- Lack of Vibrancy. New strings have a certain “ring” or “brightness” to them. If your strings sound muted or lack vibrancy, even after cleaning, they’re likely worn out.
- Corroded or Flattened Winding. Upon close inspection, if the winding on the strings appears to be flattened in areas where they contact the frets or if there’s visible corrosion, it’s time to replace them.
- String Slippage. If the strings are slipping out of tune frequently, especially after bending them, it indicates a loss of tension and integrity.
- Age. Even if you don’t play your guitar often, strings can degrade over time simply due to exposure to air and environmental factors. If it’s been many months or even a year since you last changed them, consider a fresh set.
Extending Guitar String Life
Once you get your strings to the point that you like, you can extend their life with simple tasks. Most guitar players overlook these things, but they can make a big difference. And if you can extend their life, you can enjoy their sound longer.
So we suggest that you add these tasks to your guitar practice routine at the very least.
Wash Your Hands
Washing your hands before you play is a great way to keep dirt and oils from building up on the strings. Your fingers will transfer a great deal of grime, which eventually dulls them. This is an easy way to extend their life span.

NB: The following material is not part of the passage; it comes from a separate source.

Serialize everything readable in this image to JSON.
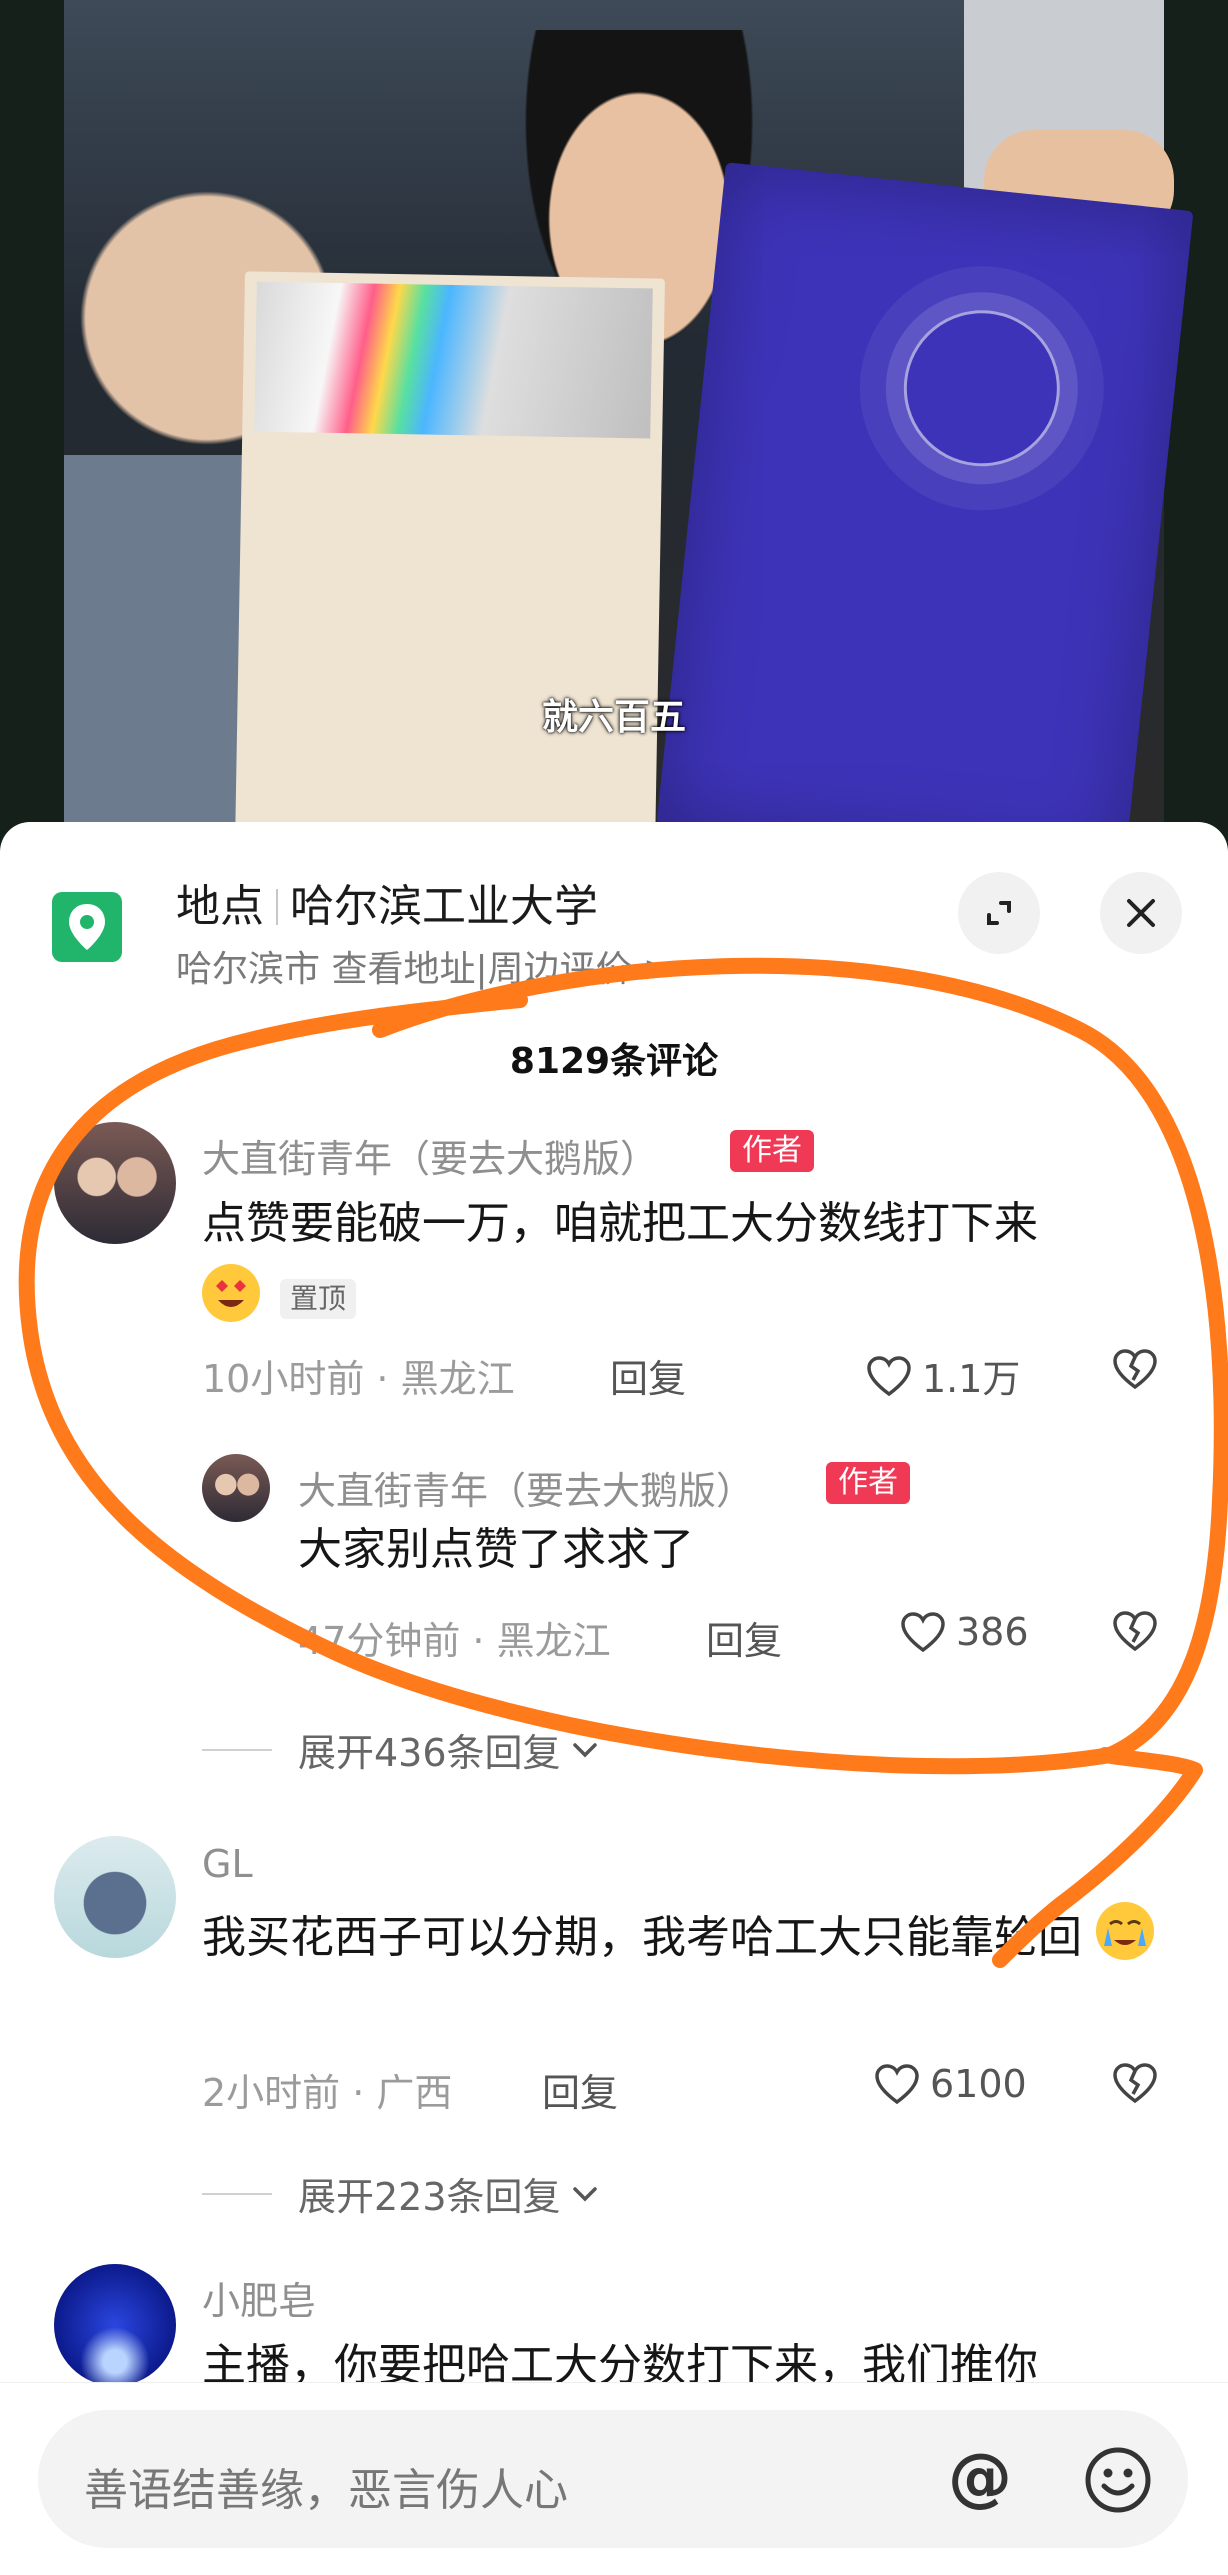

Some players say that the oil helps their fingers glide on the strings, so they prefer not to wash them. This may be your preference as well, and that is fine. But consider that your finger calluses do most of that heavy lifting, and not the oil from your fingers.
Adjust Your Play Style
If you play pretty aggressively, then your strings will wear out sooner. A lot of bending, hard strumming, or whammy bar action will result in wear. If you are easier on them, then this isn’t something you need to consider.
What you will notice with a more aggressive play style is that the strings will break or be hard to keep tuned up. If you are not able to adjust your play style, then make sure to be using the right strings. This means you need to account for thickness and material.
Another thing to consider is the environment in which your guitar spends most of its time. For steel strings, this is a bigger deal than nylon and is worth considering.
If the environment is humid or damp, chances are they will rust just sitting there. This will dictate how often you should change your guitar strings. It’s usually a good idea to verify that your environment is good for the instrument itself as well.
Some environments will even damage a guitar. It’s worth considering where the instrument is most of the time.
Clean Your Strings After You Play
If you have ever wiped your strings down at any point, you know how dirty they get. This dirt can be prevented by cleaning after you play. Even if it’s one cleaning a week, this can help give them a longer life.
At the very least, you may find they get some note sustain back as the dirt is removed. This can be done using a rag and just giving them a good wipe-down. There are also products on the market that make this a breeze.
There are many guitar string brands on the market today. When asking how often should you change your guitar strings, you have to know what is best. Not every set is created equal.
Some are great, while others are not, and you get what you pay for. If you have already found your brand and love them to pieces, that’s great!
If you are newer to the instrument and are not sure what is good, we have a few suggestions for you. These are the brands that have created a name for themselves because of their quality. They are also the string brands I use on my guitars and find them to be the best.
Maintaining the sound and playability of your guitar requires routine string care. It’s critical to consider the elements that influence the longevity of your strings.
Know when it’s time to change them by the signs. Likewise, stick to the usual string replacement guidelines. Then you can ensure that your guitar stays in top condition.
Each player’s string replacement schedule will differ. This is based on their playing habits, environment, and personal preferences. Stay attentive to your guitar’s sound and feel. You can then develop a personalized schedule.